> **RECORDS FOR THIS TASK**

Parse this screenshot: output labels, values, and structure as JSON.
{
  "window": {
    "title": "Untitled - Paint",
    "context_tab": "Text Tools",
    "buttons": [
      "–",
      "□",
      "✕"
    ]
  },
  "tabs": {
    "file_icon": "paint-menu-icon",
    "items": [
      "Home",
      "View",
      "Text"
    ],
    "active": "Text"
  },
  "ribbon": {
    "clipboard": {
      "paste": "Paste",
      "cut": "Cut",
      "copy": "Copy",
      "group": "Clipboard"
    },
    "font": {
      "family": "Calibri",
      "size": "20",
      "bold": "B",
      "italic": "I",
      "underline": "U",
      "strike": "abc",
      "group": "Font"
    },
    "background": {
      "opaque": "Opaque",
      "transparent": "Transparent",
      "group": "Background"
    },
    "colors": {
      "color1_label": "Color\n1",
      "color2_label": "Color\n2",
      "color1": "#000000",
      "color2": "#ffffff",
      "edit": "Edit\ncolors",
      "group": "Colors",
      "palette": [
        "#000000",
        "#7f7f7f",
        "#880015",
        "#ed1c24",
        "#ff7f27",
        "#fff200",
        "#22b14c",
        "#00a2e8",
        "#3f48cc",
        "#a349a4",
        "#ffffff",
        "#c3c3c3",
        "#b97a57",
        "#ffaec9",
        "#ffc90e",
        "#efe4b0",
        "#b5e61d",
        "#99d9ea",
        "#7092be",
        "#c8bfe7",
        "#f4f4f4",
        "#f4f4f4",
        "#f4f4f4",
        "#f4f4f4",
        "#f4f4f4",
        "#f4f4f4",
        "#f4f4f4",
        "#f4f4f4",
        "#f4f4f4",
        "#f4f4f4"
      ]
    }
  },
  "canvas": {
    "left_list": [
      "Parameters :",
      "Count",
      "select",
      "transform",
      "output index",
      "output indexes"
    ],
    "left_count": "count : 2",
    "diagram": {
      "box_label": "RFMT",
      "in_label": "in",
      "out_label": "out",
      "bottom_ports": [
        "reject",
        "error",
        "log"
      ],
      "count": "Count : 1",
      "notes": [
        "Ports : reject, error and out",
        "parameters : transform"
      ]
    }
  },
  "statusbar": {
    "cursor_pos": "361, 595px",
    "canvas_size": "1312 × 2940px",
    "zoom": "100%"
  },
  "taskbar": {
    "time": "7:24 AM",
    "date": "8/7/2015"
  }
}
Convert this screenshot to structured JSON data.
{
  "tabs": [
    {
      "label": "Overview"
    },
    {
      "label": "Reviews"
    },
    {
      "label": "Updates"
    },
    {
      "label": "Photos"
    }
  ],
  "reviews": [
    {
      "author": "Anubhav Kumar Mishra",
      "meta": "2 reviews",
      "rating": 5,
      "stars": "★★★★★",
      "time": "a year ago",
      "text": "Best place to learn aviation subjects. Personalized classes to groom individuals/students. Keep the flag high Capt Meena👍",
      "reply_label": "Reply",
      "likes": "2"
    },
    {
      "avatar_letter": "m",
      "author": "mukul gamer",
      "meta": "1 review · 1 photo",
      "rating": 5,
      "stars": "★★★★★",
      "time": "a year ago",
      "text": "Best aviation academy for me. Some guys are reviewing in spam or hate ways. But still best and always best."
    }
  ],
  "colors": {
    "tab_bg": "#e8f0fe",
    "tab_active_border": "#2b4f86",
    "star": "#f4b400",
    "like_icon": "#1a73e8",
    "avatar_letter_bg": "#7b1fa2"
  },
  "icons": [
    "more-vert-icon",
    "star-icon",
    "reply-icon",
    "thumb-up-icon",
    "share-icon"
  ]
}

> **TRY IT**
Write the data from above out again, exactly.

> **EXERCISE ANSWER**
Parse this screenshot: output labels, values, and structure as JSON.
{
  "window": {
    "title": "Untitled - Paint",
    "context_tab": "Text Tools",
    "buttons": [
      "–",
      "□",
      "✕"
    ]
  },
  "tabs": {
    "file_icon": "paint-menu-icon",
    "items": [
      "Home",
      "View",
      "Text"
    ],
    "active": "Text"
  },
  "ribbon": {
    "clipboard": {
      "paste": "Paste",
      "cut": "Cut",
      "copy": "Copy",
      "group": "Clipboard"
    },
    "font": {
      "family": "Calibri",
      "size": "20",
      "bold": "B",
      "italic": "I",
      "underline": "U",
      "strike": "abc",
      "group": "Font"
    },
    "background": {
      "opaque": "Opaque",
      "transparent": "Transparent",
      "group": "Background"
    },
    "colors": {
      "color1_label": "Color\n1",
      "color2_label": "Color\n2",
      "color1": "#000000",
      "color2": "#ffffff",
      "edit": "Edit\ncolors",
      "group": "Colors",
      "palette": [
        "#000000",
        "#7f7f7f",
        "#880015",
        "#ed1c24",
        "#ff7f27",
        "#fff200",
        "#22b14c",
        "#00a2e8",
        "#3f48cc",
        "#a349a4",
        "#ffffff",
        "#c3c3c3",
        "#b97a57",
        "#ffaec9",
        "#ffc90e",
        "#efe4b0",
        "#b5e61d",
        "#99d9ea",
        "#7092be",
        "#c8bfe7",
        "#f4f4f4",
        "#f4f4f4",
        "#f4f4f4",
        "#f4f4f4",
        "#f4f4f4",
        "#f4f4f4",
        "#f4f4f4",
        "#f4f4f4",
        "#f4f4f4",
        "#f4f4f4"
      ]
    }
  },
  "canvas": {
    "left_list": [
      "Parameters :",
      "Count",
      "select",
      "transform",
      "output index",
      "output indexes"
    ],
    "left_count": "count : 2",
    "diagram": {
      "box_label": "RFMT",
      "in_label": "in",
      "out_label": "out",
      "bottom_ports": [
        "reject",
        "error",
        "log"
      ],
      "count": "Count : 1",
      "notes": [
        "Ports : reject, error and out",
        "parameters : transform"
      ]
    }
  },
  "statusbar": {
    "cursor_pos": "361, 595px",
    "canvas_size": "1312 × 2940px",
    "zoom": "100%"
  },
  "taskbar": {
    "time": "7:24 AM",
    "date": "8/7/2015"
  }
}
Convert this screenshot to structured JSON data.
{
  "tabs": [
    {
      "label": "Overview"
    },
    {
      "label": "Reviews"
    },
    {
      "label": "Updates"
    },
    {
      "label": "Photos"
    }
  ],
  "reviews": [
    {
      "author": "Anubhav Kumar Mishra",
      "meta": "2 reviews",
      "rating": 5,
      "stars": "★★★★★",
      "time": "a year ago",
      "text": "Best place to learn aviation subjects. Personalized classes to groom individuals/students. Keep the flag high Capt Meena👍",
      "reply_label": "Reply",
      "likes": "2"
    },
    {
      "avatar_letter": "m",
      "author": "mukul gamer",
      "meta": "1 review · 1 photo",
      "rating": 5,
      "stars": "★★★★★",
      "time": "a year ago",
      "text": "Best aviation academy for me. Some guys are reviewing in spam or hate ways. But still best and always best."
    }
  ],
  "colors": {
    "tab_bg": "#e8f0fe",
    "tab_active_border": "#2b4f86",
    "star": "#f4b400",
    "like_icon": "#1a73e8",
    "avatar_letter_bg": "#7b1fa2"
  },
  "icons": [
    "more-vert-icon",
    "star-icon",
    "reply-icon",
    "thumb-up-icon",
    "share-icon"
  ]
}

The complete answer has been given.